While the distances are fairly short, finding parking, walking to the center of town, exploring the town, and then reaching your car again takes quite a bit of time for each place.
If you’re completing your Rome to Florence road trip in a single day, we recommend choosing just one extra stop between the two.
Shop around for your rental car.
I’m almost 100% certain that we’ve used a different rental car company every time we’ve rented a car in Italy.
That’s how much the prices can vary depending on your time of travel, pickup and dropoff locations, size of the vehicle, and more!

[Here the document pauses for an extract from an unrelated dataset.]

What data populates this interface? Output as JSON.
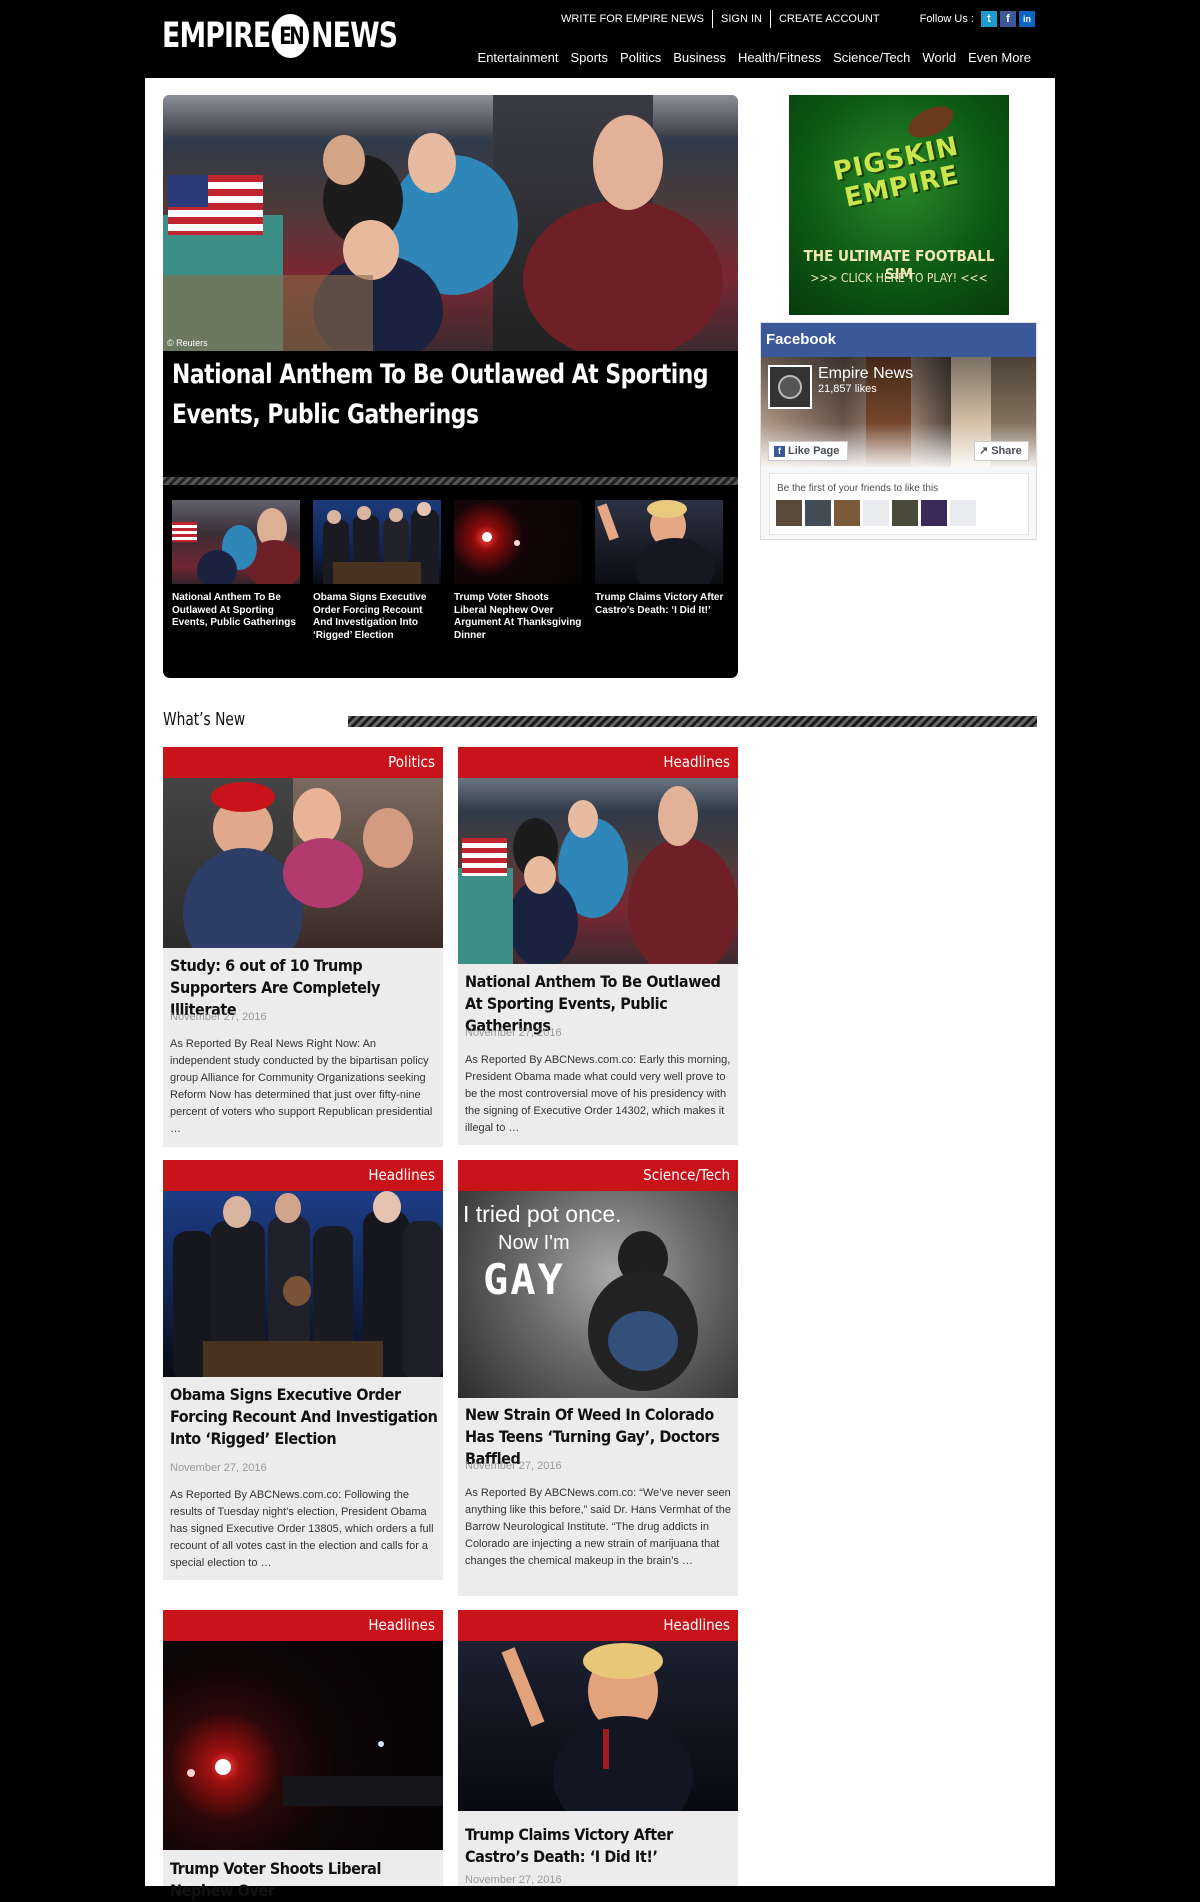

We recommend searching for your car via Discover Cars, which will allow you to check out the rates of several different rental car agencies at once and compare prices and inclusions side-by-side.
Price rental car options for the drive from Rome to Florence today!
Be careful to avoid ZTL zones.
ZTL zones are restricted access areas that dot most of Italy’s historic city centers, including both Rome and Florence.
If you drive into one, even accidentally, you’re risking a big ticket (and we’ve definitely had to call tiny Tuscan police stations to help some of our family members pay them off months after the fact).
Avoid them by parking on the outskirts of historical centers and by doing your research ahead of time, including where to park in each city you hope to stop in when driving from Rome to Florence.
Autogrills make great quick stops when driving from Rome to Florence.
Need to fill up the gas tank, down a shot of espresso, go to the restroom, eat a reasonably tasty and affordable cooked lunch, or grab some snacks?
Keep an eye out for an Autogrill when driving along the highway–they can help you out with that.
Autogrills are essentially very nice gas-stations-slash-coffee-bars-slash-cafeterias, and you can find them right off the highway all over Italy.
You need an international driving permit to rent a car in Italy.
You can pick this up before you leave home from AAA, and it’s very easy and cheap to do–just a bit annoying, as it’s one more thing to add to your to-do list before leaving for your trip to Italy.
Now, that being said–will your rental agency always ask for it? No.
Will the police always ask for it? No.
Is it worth the risk of being refused a rental car or getting a ticket over $25 USD and a bit of hassle?
We don’t think so.